Data records for software interfaces
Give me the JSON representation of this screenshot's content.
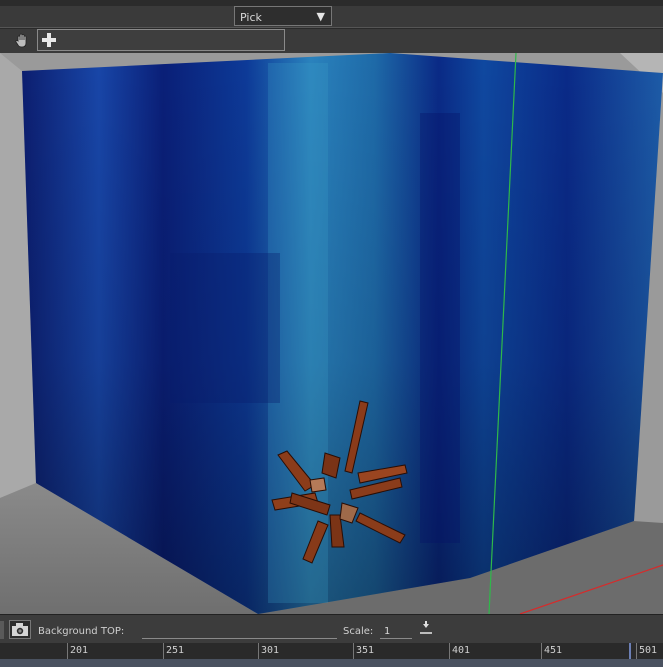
{
  "toolbar": {
    "mode_dropdown": {
      "selected": "Pick"
    },
    "search_value": ""
  },
  "viewport": {
    "colors": {
      "background": "#8f8f8f",
      "wall_blue_dark": "#0a1a6a",
      "wall_blue_light": "#2a8abf",
      "axis_green": "#2fb84a",
      "axis_red": "#d62b2b"
    }
  },
  "bottom_bar": {
    "background_top_label": "Background TOP:",
    "background_top_value": "",
    "scale_label": "Scale:",
    "scale_value": "1"
  },
  "timeline": {
    "ticks": [
      "201",
      "251",
      "301",
      "351",
      "401",
      "451",
      "501"
    ]
  }
}
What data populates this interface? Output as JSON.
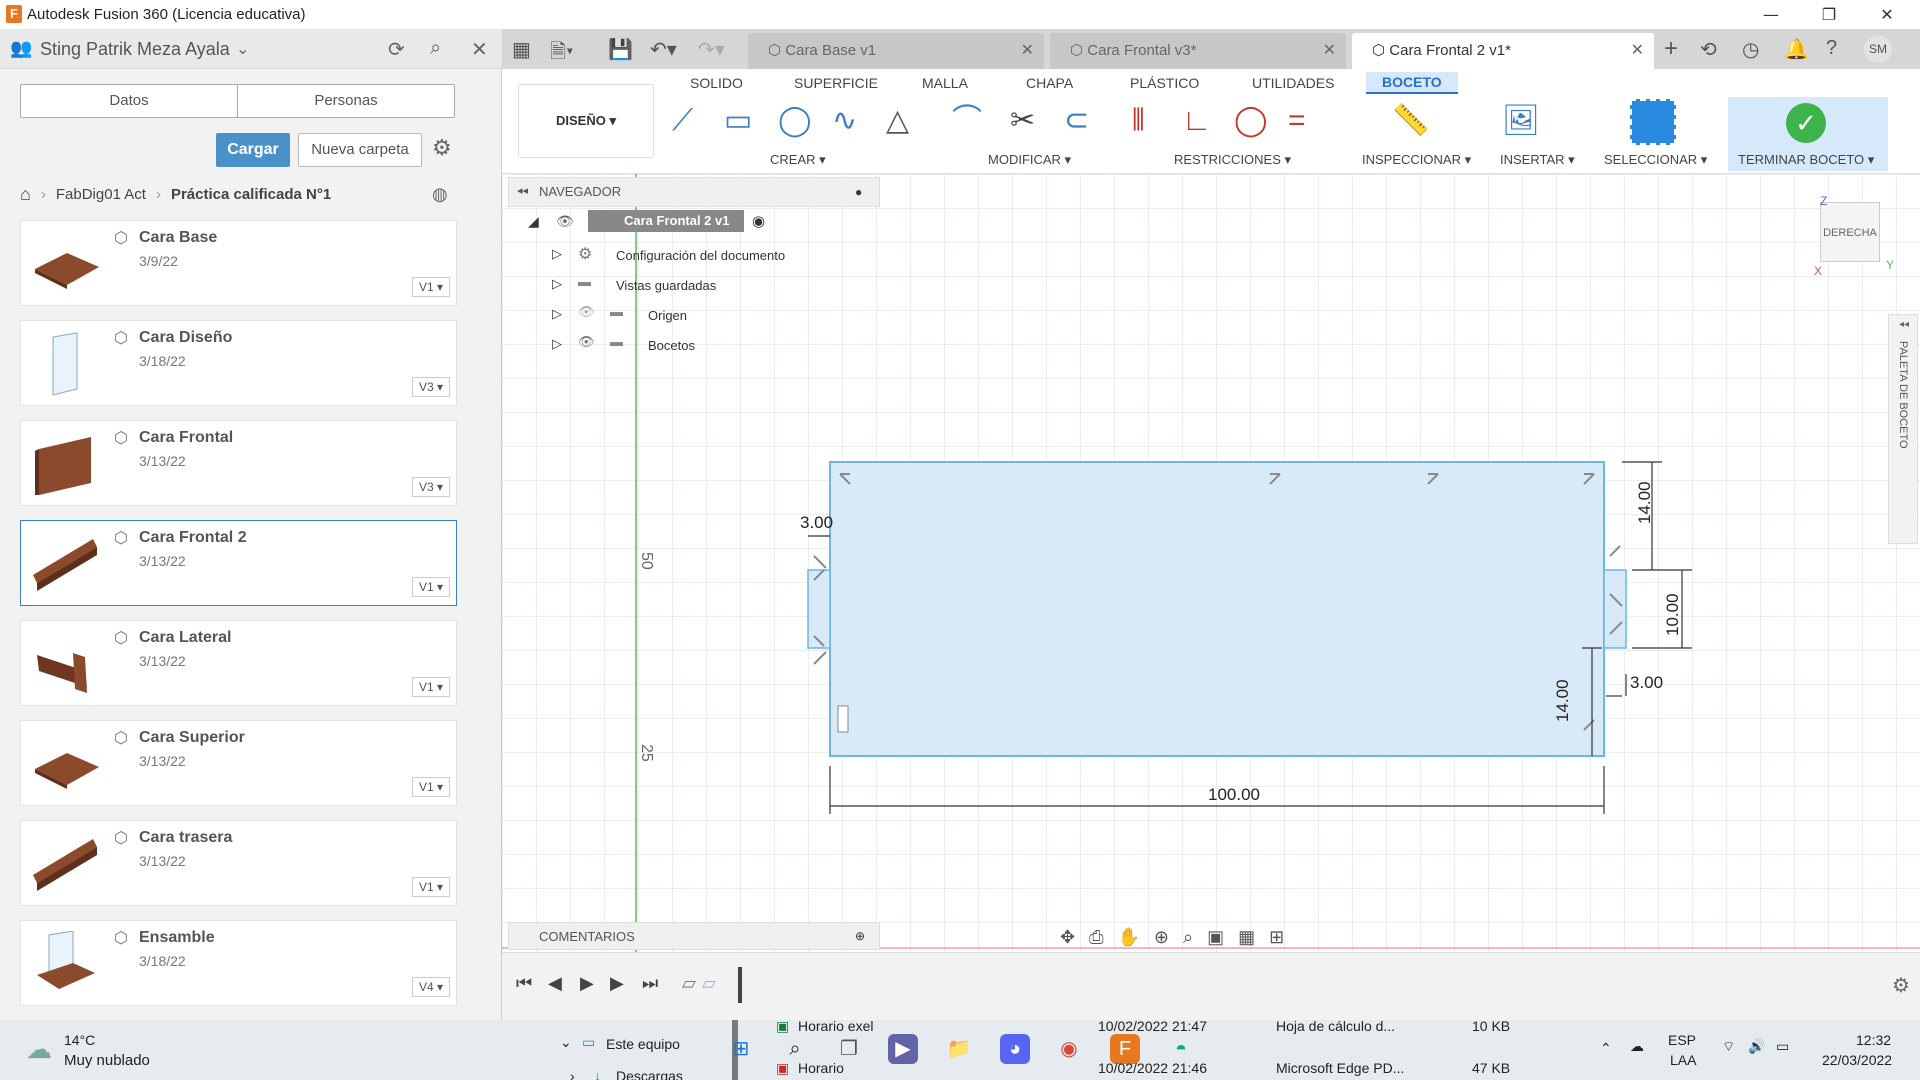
{
  "window": {
    "title": "Autodesk Fusion 360 (Licencia educativa)",
    "logo": "F"
  },
  "left": {
    "user": "Sting Patrik Meza Ayala",
    "tabs": [
      "Datos",
      "Personas"
    ],
    "upload": "Cargar",
    "new_folder": "Nueva carpeta",
    "breadcrumb": [
      "FabDig01 Act",
      "Práctica calificada N°1"
    ],
    "cards": [
      {
        "name": "Cara Base",
        "date": "3/9/22",
        "ver": "V1 ▾",
        "thumb": "flat"
      },
      {
        "name": "Cara Diseño",
        "date": "3/18/22",
        "ver": "V3 ▾",
        "thumb": "glass"
      },
      {
        "name": "Cara Frontal",
        "date": "3/13/22",
        "ver": "V3 ▾",
        "thumb": "board"
      },
      {
        "name": "Cara Frontal 2",
        "date": "3/13/22",
        "ver": "V1 ▾",
        "thumb": "plank"
      },
      {
        "name": "Cara Lateral",
        "date": "3/13/22",
        "ver": "V1 ▾",
        "thumb": "side"
      },
      {
        "name": "Cara Superior",
        "date": "3/13/22",
        "ver": "V1 ▾",
        "thumb": "flat"
      },
      {
        "name": "Cara trasera",
        "date": "3/13/22",
        "ver": "V1 ▾",
        "thumb": "plank"
      },
      {
        "name": "Ensamble",
        "date": "3/18/22",
        "ver": "V4 ▾",
        "thumb": "assembly"
      }
    ]
  },
  "doc_tabs": [
    {
      "label": "Cara Base v1",
      "active": false
    },
    {
      "label": "Cara Frontal v3*",
      "active": false
    },
    {
      "label": "Cara Frontal 2 v1*",
      "active": true
    }
  ],
  "toolbar": {
    "workspace": "DISEÑO ▾",
    "tabs": [
      "SOLIDO",
      "SUPERFICIE",
      "MALLA",
      "CHAPA",
      "PLÁSTICO",
      "UTILIDADES",
      "BOCETO"
    ],
    "groups": [
      "CREAR ▾",
      "MODIFICAR ▾",
      "RESTRICCIONES ▾",
      "INSPECCIONAR ▾",
      "INSERTAR ▾",
      "SELECCIONAR ▾",
      "TERMINAR BOCETO ▾"
    ]
  },
  "browser": {
    "title": "NAVEGADOR",
    "root": "Cara Frontal 2 v1",
    "nodes": [
      "Configuración del documento",
      "Vistas guardadas",
      "Origen",
      "Bocetos"
    ]
  },
  "comments": "COMENTARIOS",
  "viewcube": {
    "face": "DERECHA",
    "z": "Z",
    "y": "Y",
    "x": "X"
  },
  "palette": "PALETA DE BOCETO",
  "sketch": {
    "dims": [
      "3.00",
      "14.00",
      "10.00",
      "14.00",
      "3.00",
      "100.00"
    ],
    "ruler": [
      "50",
      "25"
    ]
  },
  "taskbar": {
    "weather": {
      "temp": "14°C",
      "desc": "Muy nublado"
    },
    "explorer": {
      "items": [
        "Este equipo",
        "Descargas"
      ]
    },
    "files": [
      {
        "name": "Horario exel",
        "date": "10/02/2022 21:47",
        "type": "Hoja de cálculo d...",
        "size": "10 KB"
      },
      {
        "name": "Horario",
        "date": "10/02/2022 21:46",
        "type": "Microsoft Edge PD...",
        "size": "47 KB"
      }
    ],
    "lang": "ESP",
    "lang2": "LAA",
    "time": "12:32",
    "date": "22/03/2022"
  }
}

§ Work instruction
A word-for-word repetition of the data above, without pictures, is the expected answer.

§ Answer box
Give me the JSON representation of this screenshot's content.
{
  "toolbar": {
    "mode_dropdown": {
      "selected": "Pick"
    },
    "search_value": ""
  },
  "viewport": {
    "colors": {
      "background": "#8f8f8f",
      "wall_blue_dark": "#0a1a6a",
      "wall_blue_light": "#2a8abf",
      "axis_green": "#2fb84a",
      "axis_red": "#d62b2b"
    }
  },
  "bottom_bar": {
    "background_top_label": "Background TOP:",
    "background_top_value": "",
    "scale_label": "Scale:",
    "scale_value": "1"
  },
  "timeline": {
    "ticks": [
      "201",
      "251",
      "301",
      "351",
      "401",
      "451",
      "501"
    ]
  }
}
What data populates this interface? Output as JSON.
{
  "window": {
    "title": "Autodesk Fusion 360 (Licencia educativa)",
    "logo": "F"
  },
  "left": {
    "user": "Sting Patrik Meza Ayala",
    "tabs": [
      "Datos",
      "Personas"
    ],
    "upload": "Cargar",
    "new_folder": "Nueva carpeta",
    "breadcrumb": [
      "FabDig01 Act",
      "Práctica calificada N°1"
    ],
    "cards": [
      {
        "name": "Cara Base",
        "date": "3/9/22",
        "ver": "V1 ▾",
        "thumb": "flat"
      },
      {
        "name": "Cara Diseño",
        "date": "3/18/22",
        "ver": "V3 ▾",
        "thumb": "glass"
      },
      {
        "name": "Cara Frontal",
        "date": "3/13/22",
        "ver": "V3 ▾",
        "thumb": "board"
      },
      {
        "name": "Cara Frontal 2",
        "date": "3/13/22",
        "ver": "V1 ▾",
        "thumb": "plank"
      },
      {
        "name": "Cara Lateral",
        "date": "3/13/22",
        "ver": "V1 ▾",
        "thumb": "side"
      },
      {
        "name": "Cara Superior",
        "date": "3/13/22",
        "ver": "V1 ▾",
        "thumb": "flat"
      },
      {
        "name": "Cara trasera",
        "date": "3/13/22",
        "ver": "V1 ▾",
        "thumb": "plank"
      },
      {
        "name": "Ensamble",
        "date": "3/18/22",
        "ver": "V4 ▾",
        "thumb": "assembly"
      }
    ]
  },
  "doc_tabs": [
    {
      "label": "Cara Base v1",
      "active": false
    },
    {
      "label": "Cara Frontal v3*",
      "active": false
    },
    {
      "label": "Cara Frontal 2 v1*",
      "active": true
    }
  ],
  "toolbar": {
    "workspace": "DISEÑO ▾",
    "tabs": [
      "SOLIDO",
      "SUPERFICIE",
      "MALLA",
      "CHAPA",
      "PLÁSTICO",
      "UTILIDADES",
      "BOCETO"
    ],
    "groups": [
      "CREAR ▾",
      "MODIFICAR ▾",
      "RESTRICCIONES ▾",
      "INSPECCIONAR ▾",
      "INSERTAR ▾",
      "SELECCIONAR ▾",
      "TERMINAR BOCETO ▾"
    ]
  },
  "browser": {
    "title": "NAVEGADOR",
    "root": "Cara Frontal 2 v1",
    "nodes": [
      "Configuración del documento",
      "Vistas guardadas",
      "Origen",
      "Bocetos"
    ]
  },
  "comments": "COMENTARIOS",
  "viewcube": {
    "face": "DERECHA",
    "z": "Z",
    "y": "Y",
    "x": "X"
  },
  "palette": "PALETA DE BOCETO",
  "sketch": {
    "dims": [
      "3.00",
      "14.00",
      "10.00",
      "14.00",
      "3.00",
      "100.00"
    ],
    "ruler": [
      "50",
      "25"
    ]
  },
  "taskbar": {
    "weather": {
      "temp": "14°C",
      "desc": "Muy nublado"
    },
    "explorer": {
      "items": [
        "Este equipo",
        "Descargas"
      ]
    },
    "files": [
      {
        "name": "Horario exel",
        "date": "10/02/2022 21:47",
        "type": "Hoja de cálculo d...",
        "size": "10 KB"
      },
      {
        "name": "Horario",
        "date": "10/02/2022 21:46",
        "type": "Microsoft Edge PD...",
        "size": "47 KB"
      }
    ],
    "lang": "ESP",
    "lang2": "LAA",
    "time": "12:32",
    "date": "22/03/2022"
  }
}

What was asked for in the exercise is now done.